Only text is carried over. Reproduce the entries below exactly.

_ _ _ _ _

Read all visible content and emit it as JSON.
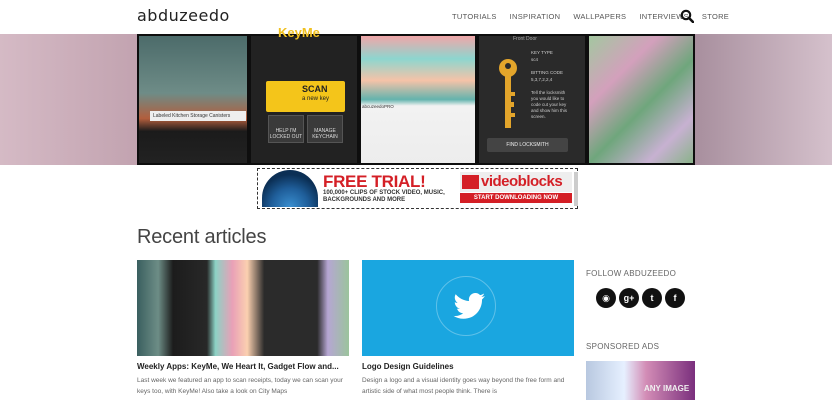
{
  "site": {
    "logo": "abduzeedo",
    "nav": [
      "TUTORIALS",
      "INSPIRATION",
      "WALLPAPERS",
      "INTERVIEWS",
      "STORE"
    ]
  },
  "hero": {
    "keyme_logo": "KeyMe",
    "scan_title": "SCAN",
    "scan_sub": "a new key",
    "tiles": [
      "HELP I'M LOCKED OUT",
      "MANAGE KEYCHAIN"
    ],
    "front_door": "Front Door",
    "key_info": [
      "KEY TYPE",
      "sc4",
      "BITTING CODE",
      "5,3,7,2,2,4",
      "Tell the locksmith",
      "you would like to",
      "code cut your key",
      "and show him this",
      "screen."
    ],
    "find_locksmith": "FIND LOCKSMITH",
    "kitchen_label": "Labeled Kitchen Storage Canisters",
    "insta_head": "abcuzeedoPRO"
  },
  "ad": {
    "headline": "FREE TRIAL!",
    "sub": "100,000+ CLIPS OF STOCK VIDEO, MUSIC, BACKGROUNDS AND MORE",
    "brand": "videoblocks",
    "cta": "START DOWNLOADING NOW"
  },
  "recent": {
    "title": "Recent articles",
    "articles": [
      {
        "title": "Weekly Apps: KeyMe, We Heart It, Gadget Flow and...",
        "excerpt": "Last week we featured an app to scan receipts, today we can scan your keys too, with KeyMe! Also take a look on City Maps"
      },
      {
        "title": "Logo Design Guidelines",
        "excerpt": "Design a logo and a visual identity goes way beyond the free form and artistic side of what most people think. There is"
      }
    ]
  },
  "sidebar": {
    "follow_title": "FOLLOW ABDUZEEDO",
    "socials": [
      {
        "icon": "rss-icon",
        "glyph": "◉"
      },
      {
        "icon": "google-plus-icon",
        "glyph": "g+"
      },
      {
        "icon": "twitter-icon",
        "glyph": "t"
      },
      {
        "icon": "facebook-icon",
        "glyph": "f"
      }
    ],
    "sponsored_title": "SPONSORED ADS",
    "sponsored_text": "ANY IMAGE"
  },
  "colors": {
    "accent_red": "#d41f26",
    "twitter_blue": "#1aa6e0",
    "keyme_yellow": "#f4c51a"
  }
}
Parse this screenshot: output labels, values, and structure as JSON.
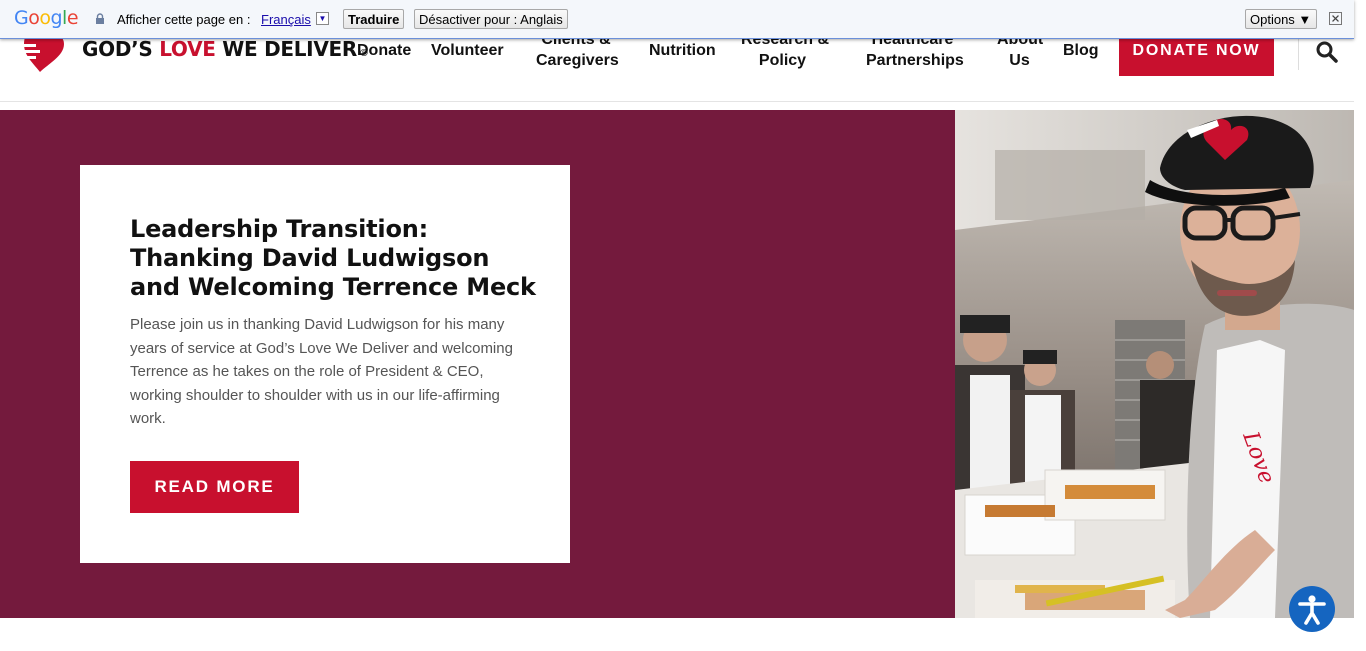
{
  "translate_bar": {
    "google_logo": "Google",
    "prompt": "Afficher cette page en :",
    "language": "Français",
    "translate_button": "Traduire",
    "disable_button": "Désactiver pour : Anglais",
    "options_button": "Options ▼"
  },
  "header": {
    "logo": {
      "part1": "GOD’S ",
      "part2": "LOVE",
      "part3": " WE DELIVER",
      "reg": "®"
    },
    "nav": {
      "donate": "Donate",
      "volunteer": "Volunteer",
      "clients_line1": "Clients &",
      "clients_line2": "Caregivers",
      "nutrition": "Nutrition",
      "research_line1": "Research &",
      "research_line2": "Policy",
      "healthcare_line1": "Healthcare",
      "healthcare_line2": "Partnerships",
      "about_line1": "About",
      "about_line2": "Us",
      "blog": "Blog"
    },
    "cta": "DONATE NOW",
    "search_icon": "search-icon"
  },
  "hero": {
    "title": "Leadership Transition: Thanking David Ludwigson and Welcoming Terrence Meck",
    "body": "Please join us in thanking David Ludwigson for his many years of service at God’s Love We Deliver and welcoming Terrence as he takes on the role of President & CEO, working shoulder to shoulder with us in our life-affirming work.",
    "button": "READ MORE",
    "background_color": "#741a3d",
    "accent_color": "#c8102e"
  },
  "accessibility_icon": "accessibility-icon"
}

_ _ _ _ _

◆ **TASK RESPONSE**:
Read all visible content and emit it as JSON.
{
  "site": {
    "logo": "abduzeedo",
    "nav": [
      "TUTORIALS",
      "INSPIRATION",
      "WALLPAPERS",
      "INTERVIEWS",
      "STORE"
    ]
  },
  "hero": {
    "keyme_logo": "KeyMe",
    "scan_title": "SCAN",
    "scan_sub": "a new key",
    "tiles": [
      "HELP I'M LOCKED OUT",
      "MANAGE KEYCHAIN"
    ],
    "front_door": "Front Door",
    "key_info": [
      "KEY TYPE",
      "sc4",
      "BITTING CODE",
      "5,3,7,2,2,4",
      "Tell the locksmith",
      "you would like to",
      "code cut your key",
      "and show him this",
      "screen."
    ],
    "find_locksmith": "FIND LOCKSMITH",
    "kitchen_label": "Labeled Kitchen Storage Canisters",
    "insta_head": "abcuzeedoPRO"
  },
  "ad": {
    "headline": "FREE TRIAL!",
    "sub": "100,000+ CLIPS OF STOCK VIDEO, MUSIC, BACKGROUNDS AND MORE",
    "brand": "videoblocks",
    "cta": "START DOWNLOADING NOW"
  },
  "recent": {
    "title": "Recent articles",
    "articles": [
      {
        "title": "Weekly Apps: KeyMe, We Heart It, Gadget Flow and...",
        "excerpt": "Last week we featured an app to scan receipts, today we can scan your keys too, with KeyMe! Also take a look on City Maps"
      },
      {
        "title": "Logo Design Guidelines",
        "excerpt": "Design a logo and a visual identity goes way beyond the free form and artistic side of what most people think. There is"
      }
    ]
  },
  "sidebar": {
    "follow_title": "FOLLOW ABDUZEEDO",
    "socials": [
      {
        "icon": "rss-icon",
        "glyph": "◉"
      },
      {
        "icon": "google-plus-icon",
        "glyph": "g+"
      },
      {
        "icon": "twitter-icon",
        "glyph": "t"
      },
      {
        "icon": "facebook-icon",
        "glyph": "f"
      }
    ],
    "sponsored_title": "SPONSORED ADS",
    "sponsored_text": "ANY IMAGE"
  },
  "colors": {
    "accent_red": "#d41f26",
    "twitter_blue": "#1aa6e0",
    "keyme_yellow": "#f4c51a"
  }
}
Parse this screenshot: output labels, values, and structure as JSON.
{
  "translate_bar": {
    "google_logo": "Google",
    "prompt": "Afficher cette page en :",
    "language": "Français",
    "translate_button": "Traduire",
    "disable_button": "Désactiver pour : Anglais",
    "options_button": "Options ▼"
  },
  "header": {
    "logo": {
      "part1": "GOD’S ",
      "part2": "LOVE",
      "part3": " WE DELIVER",
      "reg": "®"
    },
    "nav": {
      "donate": "Donate",
      "volunteer": "Volunteer",
      "clients_line1": "Clients &",
      "clients_line2": "Caregivers",
      "nutrition": "Nutrition",
      "research_line1": "Research &",
      "research_line2": "Policy",
      "healthcare_line1": "Healthcare",
      "healthcare_line2": "Partnerships",
      "about_line1": "About",
      "about_line2": "Us",
      "blog": "Blog"
    },
    "cta": "DONATE NOW",
    "search_icon": "search-icon"
  },
  "hero": {
    "title": "Leadership Transition: Thanking David Ludwigson and Welcoming Terrence Meck",
    "body": "Please join us in thanking David Ludwigson for his many years of service at God’s Love We Deliver and welcoming Terrence as he takes on the role of President & CEO, working shoulder to shoulder with us in our life-affirming work.",
    "button": "READ MORE",
    "background_color": "#741a3d",
    "accent_color": "#c8102e"
  },
  "accessibility_icon": "accessibility-icon"
}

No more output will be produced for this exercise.